It made me think: “What was the point? Why bother being good if I didn’t truly feel it in my heart?” I had a deep desire to live authentically because hypocrisy was beginning to make my skin crawl.
In my quest to find out who I actually was and what I truly believed, I sampled the best and the worst of what the world had to offer.
After doing this, I couldn’t help but notice the strangest thing happening to me! The vanities of life left that same bitter taste in my mouth…
My heart longed to know the truth. I needed to know if God was anything like those people I had experienced in my old church and if I qualified as a ‘good’ or a ‘bad’ person in His book.
Then, one day, after reading the four gospels on my own, I found God. I wasn’t in church, I wasn’t ‘perfect’…but that didn’t matter. The truth really did set me free. For the first time I realized that God wasn’t angry, mean or judgmental. He loved me enough to send His Son to die for me. The good news was that God never expected me to be ‘perfect’! He only wanted my heart to be perfect towards Him. I was now beginning to understand why Jesus died on the cross. Yes, He died on the cross to save me from my sins. But in doing this He was also supernaturally available to help me overcome sin on a daily basis. Of course, not in that humanistic, legalistic, perfectionistic way we tend to look at it…but in that imperfect and raw way we humans really are.
As I worked with Him daily, I could feel God giving me the strength not to ‘just look good’ to others, but to live a good life—authentically. This kind of freedom was priceless for me.
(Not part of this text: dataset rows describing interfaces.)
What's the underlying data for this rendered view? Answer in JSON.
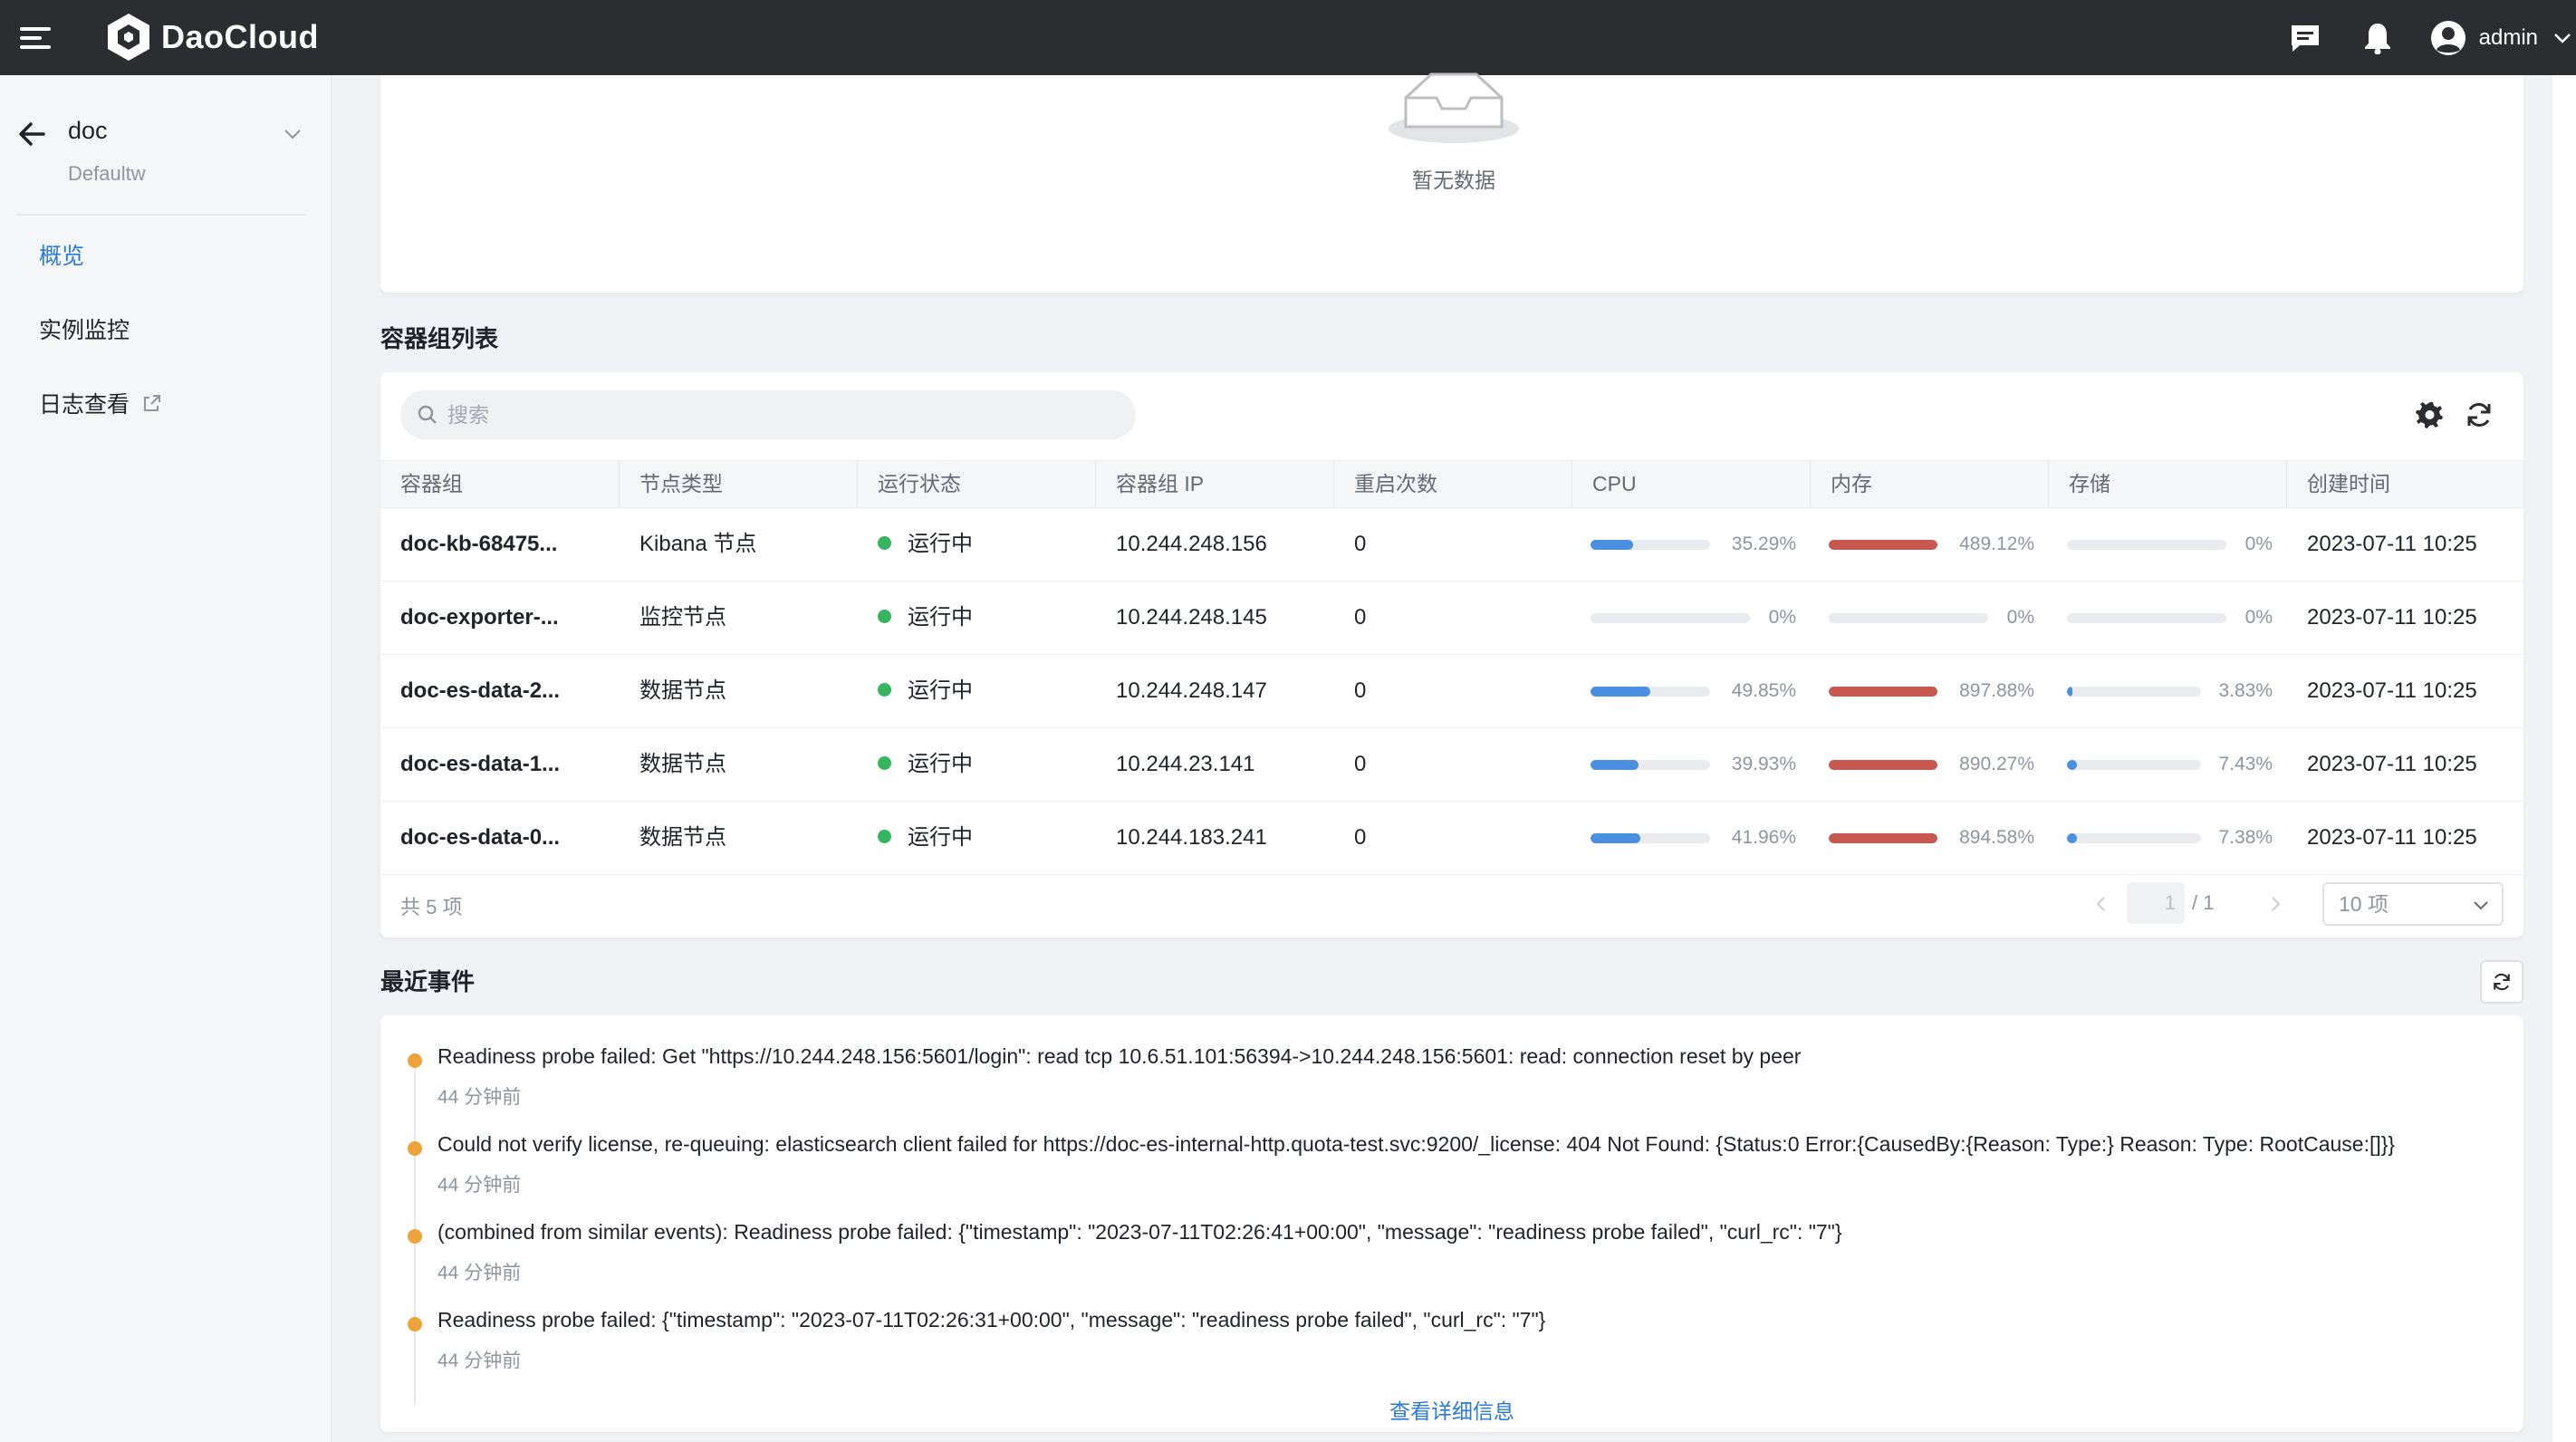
{
  "header": {
    "brand": "DaoCloud",
    "user": "admin"
  },
  "sidebar": {
    "title": "doc",
    "subtitle": "Defaultw",
    "items": [
      {
        "label": "概览",
        "active": true
      },
      {
        "label": "实例监控",
        "active": false
      },
      {
        "label": "日志查看",
        "active": false,
        "external": true
      }
    ]
  },
  "empty": {
    "text": "暂无数据"
  },
  "pods": {
    "title": "容器组列表",
    "search_placeholder": "搜索",
    "columns": [
      "容器组",
      "节点类型",
      "运行状态",
      "容器组 IP",
      "重启次数",
      "CPU",
      "内存",
      "存储",
      "创建时间"
    ],
    "rows": [
      {
        "name": "doc-kb-68475...",
        "type": "Kibana 节点",
        "status": "运行中",
        "ip": "10.244.248.156",
        "restarts": "0",
        "cpu": "35.29%",
        "cpu_v": 0.353,
        "mem": "489.12%",
        "mem_v": 1.0,
        "sto": "0%",
        "sto_v": 0,
        "created": "2023-07-11 10:25"
      },
      {
        "name": "doc-exporter-...",
        "type": "监控节点",
        "status": "运行中",
        "ip": "10.244.248.145",
        "restarts": "0",
        "cpu": "0%",
        "cpu_v": 0,
        "mem": "0%",
        "mem_v": 0,
        "sto": "0%",
        "sto_v": 0,
        "created": "2023-07-11 10:25"
      },
      {
        "name": "doc-es-data-2...",
        "type": "数据节点",
        "status": "运行中",
        "ip": "10.244.248.147",
        "restarts": "0",
        "cpu": "49.85%",
        "cpu_v": 0.4985,
        "mem": "897.88%",
        "mem_v": 1.0,
        "sto": "3.83%",
        "sto_v": 0.0383,
        "created": "2023-07-11 10:25"
      },
      {
        "name": "doc-es-data-1...",
        "type": "数据节点",
        "status": "运行中",
        "ip": "10.244.23.141",
        "restarts": "0",
        "cpu": "39.93%",
        "cpu_v": 0.3993,
        "mem": "890.27%",
        "mem_v": 1.0,
        "sto": "7.43%",
        "sto_v": 0.0743,
        "created": "2023-07-11 10:25"
      },
      {
        "name": "doc-es-data-0...",
        "type": "数据节点",
        "status": "运行中",
        "ip": "10.244.183.241",
        "restarts": "0",
        "cpu": "41.96%",
        "cpu_v": 0.4196,
        "mem": "894.58%",
        "mem_v": 1.0,
        "sto": "7.38%",
        "sto_v": 0.0738,
        "created": "2023-07-11 10:25"
      }
    ],
    "total": "共 5 项",
    "page_current": "1",
    "page_total": "/ 1",
    "page_size": "10 项"
  },
  "events": {
    "title": "最近事件",
    "items": [
      {
        "message": "Readiness probe failed: Get \"https://10.244.248.156:5601/login\": read tcp 10.6.51.101:56394->10.244.248.156:5601: read: connection reset by peer",
        "time": "44 分钟前"
      },
      {
        "message": "Could not verify license, re-queuing: elasticsearch client failed for https://doc-es-internal-http.quota-test.svc:9200/_license: 404 Not Found: {Status:0 Error:{CausedBy:{Reason: Type:} Reason: Type: RootCause:[]}}",
        "time": "44 分钟前"
      },
      {
        "message": "(combined from similar events): Readiness probe failed: {\"timestamp\": \"2023-07-11T02:26:41+00:00\", \"message\": \"readiness probe failed\", \"curl_rc\": \"7\"}",
        "time": "44 分钟前"
      },
      {
        "message": "Readiness probe failed: {\"timestamp\": \"2023-07-11T02:26:31+00:00\", \"message\": \"readiness probe failed\", \"curl_rc\": \"7\"}",
        "time": "44 分钟前"
      }
    ],
    "more": "查看详细信息"
  },
  "colors": {
    "cpu": "#4a90e2",
    "mem": "#c8574f",
    "sto": "#4a90e2",
    "running": "#34b55e",
    "event": "#eda33a",
    "link": "#2a7bd8"
  }
}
Today, I can sleep at night, because I’m no longer in fear. I’m joyful because I’m not on this journey alone—I have God on the inside of me helping me every step of the way.
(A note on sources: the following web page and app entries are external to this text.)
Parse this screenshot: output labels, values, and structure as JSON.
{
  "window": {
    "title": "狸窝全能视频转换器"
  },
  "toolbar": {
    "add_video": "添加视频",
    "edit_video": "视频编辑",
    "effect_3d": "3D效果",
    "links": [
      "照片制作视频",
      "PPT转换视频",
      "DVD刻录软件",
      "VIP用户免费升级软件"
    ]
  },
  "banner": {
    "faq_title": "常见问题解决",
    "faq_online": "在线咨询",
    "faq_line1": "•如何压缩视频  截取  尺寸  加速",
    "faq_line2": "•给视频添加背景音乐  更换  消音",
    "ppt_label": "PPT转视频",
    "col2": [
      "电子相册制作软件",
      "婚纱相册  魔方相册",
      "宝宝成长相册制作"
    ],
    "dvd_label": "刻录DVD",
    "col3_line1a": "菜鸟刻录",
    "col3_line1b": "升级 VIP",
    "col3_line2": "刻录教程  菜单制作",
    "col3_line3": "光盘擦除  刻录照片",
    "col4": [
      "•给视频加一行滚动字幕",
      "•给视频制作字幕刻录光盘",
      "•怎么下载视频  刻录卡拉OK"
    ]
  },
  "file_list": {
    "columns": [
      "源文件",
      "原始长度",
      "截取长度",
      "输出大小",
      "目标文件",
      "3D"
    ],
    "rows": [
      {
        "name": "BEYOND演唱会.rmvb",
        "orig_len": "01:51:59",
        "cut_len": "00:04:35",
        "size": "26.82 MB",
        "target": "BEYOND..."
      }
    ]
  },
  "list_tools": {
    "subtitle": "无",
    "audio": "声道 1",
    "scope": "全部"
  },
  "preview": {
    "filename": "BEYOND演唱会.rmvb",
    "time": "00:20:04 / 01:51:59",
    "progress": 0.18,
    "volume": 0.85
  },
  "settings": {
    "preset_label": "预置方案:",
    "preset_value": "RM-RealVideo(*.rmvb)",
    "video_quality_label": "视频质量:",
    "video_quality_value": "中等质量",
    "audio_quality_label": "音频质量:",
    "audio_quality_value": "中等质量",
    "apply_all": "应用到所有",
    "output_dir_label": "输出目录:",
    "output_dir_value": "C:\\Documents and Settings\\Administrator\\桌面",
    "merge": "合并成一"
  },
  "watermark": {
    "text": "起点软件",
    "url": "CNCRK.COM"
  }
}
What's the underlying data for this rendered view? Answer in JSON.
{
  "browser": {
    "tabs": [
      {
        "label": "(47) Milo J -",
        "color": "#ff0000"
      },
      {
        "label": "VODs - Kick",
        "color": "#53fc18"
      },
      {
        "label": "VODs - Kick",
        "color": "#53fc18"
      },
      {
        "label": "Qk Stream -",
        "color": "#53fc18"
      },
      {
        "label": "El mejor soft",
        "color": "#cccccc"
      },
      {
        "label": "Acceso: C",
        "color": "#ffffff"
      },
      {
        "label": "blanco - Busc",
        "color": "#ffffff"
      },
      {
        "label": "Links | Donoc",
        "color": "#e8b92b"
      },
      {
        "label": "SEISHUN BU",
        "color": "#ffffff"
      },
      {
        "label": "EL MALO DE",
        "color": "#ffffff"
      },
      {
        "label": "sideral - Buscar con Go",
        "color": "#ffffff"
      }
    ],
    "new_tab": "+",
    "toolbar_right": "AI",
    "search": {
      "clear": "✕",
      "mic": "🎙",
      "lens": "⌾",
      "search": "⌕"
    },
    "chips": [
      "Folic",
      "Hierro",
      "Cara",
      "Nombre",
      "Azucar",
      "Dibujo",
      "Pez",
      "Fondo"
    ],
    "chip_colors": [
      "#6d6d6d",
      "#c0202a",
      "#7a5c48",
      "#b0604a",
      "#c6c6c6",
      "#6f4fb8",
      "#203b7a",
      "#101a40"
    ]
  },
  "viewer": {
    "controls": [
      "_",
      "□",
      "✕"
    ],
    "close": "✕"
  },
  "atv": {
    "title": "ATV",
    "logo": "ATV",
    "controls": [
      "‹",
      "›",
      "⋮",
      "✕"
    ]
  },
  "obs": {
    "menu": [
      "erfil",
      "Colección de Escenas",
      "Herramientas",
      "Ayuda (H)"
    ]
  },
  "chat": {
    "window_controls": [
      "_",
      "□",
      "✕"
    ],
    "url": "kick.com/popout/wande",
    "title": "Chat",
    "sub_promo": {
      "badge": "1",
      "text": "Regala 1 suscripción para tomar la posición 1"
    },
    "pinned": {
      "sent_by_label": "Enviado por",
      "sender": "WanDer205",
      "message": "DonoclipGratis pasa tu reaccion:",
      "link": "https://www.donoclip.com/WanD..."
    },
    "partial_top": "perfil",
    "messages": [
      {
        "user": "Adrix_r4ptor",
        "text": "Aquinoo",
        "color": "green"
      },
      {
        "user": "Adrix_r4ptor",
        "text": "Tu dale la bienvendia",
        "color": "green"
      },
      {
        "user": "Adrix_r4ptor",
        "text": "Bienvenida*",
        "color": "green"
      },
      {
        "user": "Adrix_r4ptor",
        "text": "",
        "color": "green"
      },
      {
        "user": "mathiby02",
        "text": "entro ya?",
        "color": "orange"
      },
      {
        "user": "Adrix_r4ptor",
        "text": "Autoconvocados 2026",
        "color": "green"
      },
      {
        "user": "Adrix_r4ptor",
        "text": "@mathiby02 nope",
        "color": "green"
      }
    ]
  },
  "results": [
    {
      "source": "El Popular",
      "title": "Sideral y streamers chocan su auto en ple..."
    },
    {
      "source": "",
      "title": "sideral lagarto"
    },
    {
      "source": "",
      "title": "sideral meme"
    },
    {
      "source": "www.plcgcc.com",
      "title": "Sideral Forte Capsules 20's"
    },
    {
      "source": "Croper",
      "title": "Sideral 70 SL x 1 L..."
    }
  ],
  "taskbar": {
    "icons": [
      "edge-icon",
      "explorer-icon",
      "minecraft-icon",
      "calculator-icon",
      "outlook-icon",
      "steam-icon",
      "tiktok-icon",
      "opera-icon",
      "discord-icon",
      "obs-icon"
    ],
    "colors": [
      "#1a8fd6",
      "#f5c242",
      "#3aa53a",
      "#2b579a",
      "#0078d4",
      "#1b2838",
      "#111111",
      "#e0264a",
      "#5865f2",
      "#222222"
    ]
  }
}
After reading Hebrews 10:24-25, I felt very convicted about my church attendance. Although I found God, I hadn’t even considered venturing back into a church again. It was really too painful for me to even think about.
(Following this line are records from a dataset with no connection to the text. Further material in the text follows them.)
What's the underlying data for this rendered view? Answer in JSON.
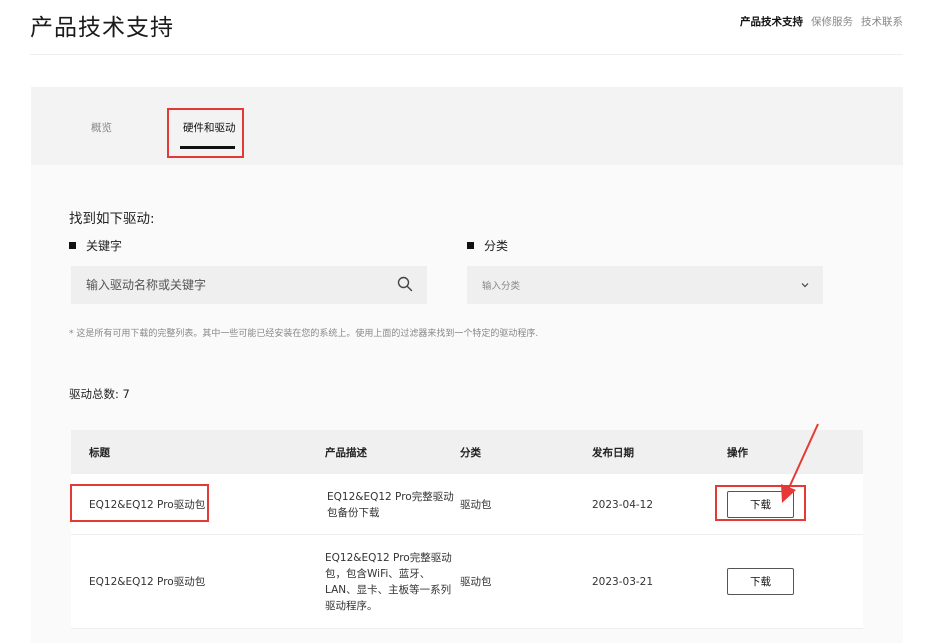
{
  "header": {
    "title": "产品技术支持",
    "nav": [
      {
        "label": "产品技术支持",
        "active": true
      },
      {
        "label": "保修服务",
        "active": false
      },
      {
        "label": "技术联系",
        "active": false
      }
    ]
  },
  "tabs": [
    {
      "label": "概览",
      "active": false
    },
    {
      "label": "硬件和驱动",
      "active": true
    }
  ],
  "drivers": {
    "section_title": "找到如下驱动:",
    "keyword_label": "关键字",
    "keyword_placeholder": "输入驱动名称或关键字",
    "category_label": "分类",
    "category_placeholder": "输入分类",
    "note": "* 这是所有可用下载的完整列表。其中一些可能已经安装在您的系统上。使用上面的过滤器来找到一个特定的驱动程序.",
    "total": "驱动总数: 7"
  },
  "table": {
    "headers": [
      "标题",
      "产品描述",
      "分类",
      "发布日期",
      "操作"
    ],
    "rows": [
      {
        "title": "EQ12&EQ12 Pro驱动包",
        "desc_lines": [
          "EQ12&EQ12 Pro完整驱动",
          "包备份下载"
        ],
        "category": "驱动包",
        "date": "2023-04-12",
        "action": "下载"
      },
      {
        "title": "EQ12&EQ12 Pro驱动包",
        "desc_lines": [
          "EQ12&EQ12 Pro完整驱动",
          "包，包含WiFi、蓝牙、",
          "LAN、显卡、主板等一系列",
          "驱动程序。"
        ],
        "category": "驱动包",
        "date": "2023-03-21",
        "action": "下载"
      }
    ]
  },
  "colors": {
    "annotation_red": "#e53935",
    "panel_bg": "#fafafa",
    "input_bg": "#efefef"
  },
  "icons": {
    "search": "search-icon",
    "chevron": "chevron-down-icon"
  }
}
But, I started to see that my horrible experience is exactly why it’s important to heed the wisdom of Hebrews 10:24-25. Christians need honest love and encouragement from each other. In a world that is rife with evil, it’s crucial to be a part of something that is bigger than yourself—a part of God’s greater plan to heal anyone who really wants to be healed.
To be frank, reconnecting with other Christians hasn’t exactly been the easiest thing for me to do. Just like my past experiences, I was judged, backstabbed and gossiped about. But, this time I didn’t stop my search for the right church.
So, what changed, you ask? This time I had a healthy expectation of imperfect people: There will always be pain when we deal with other human beings. But that discomfort should never stop us from trying our best do what we know will ultimately shape our character as we chose to be obedient to God.
“Dear Heavenly Father,
I have seen your power. I have felt your presence when I pray and read your word.
I have also felt like there has been a stunt in my spiritual growth. After reading Hebrews 10:24-25, I believe I see one of the major reasons. It is in your will for me to be in a church community with other believers. I must admit the idea of going to church gives me much anxiety and fear.
Lord, I know you have not given me a spirit of fear but of power and of love and of a sound mind.
I will not have this kind of peace if I willfully disobey your will. The knowledge of truth will get me nowhere if I refuse to obey it.
Lord, other Christians have hurt me terribly. In your name, they have done and said many harmful things. Help me to forgive them and heal the wounds they have created within me. I want to move on from this, to get better from my experience; not bitter.
Forgive me for only thinking of my needs and my pain instead of considering what I can do to bless another. In Jesus’ precious name, help me to come out of this selfish shell and blossom for your glory. Amen.”
Thank you for reading our weekly Christian devotional on verses: Hebrews 10:24-25
Please check back and see what we have for you next week!
Author: Julia Shalom Jordan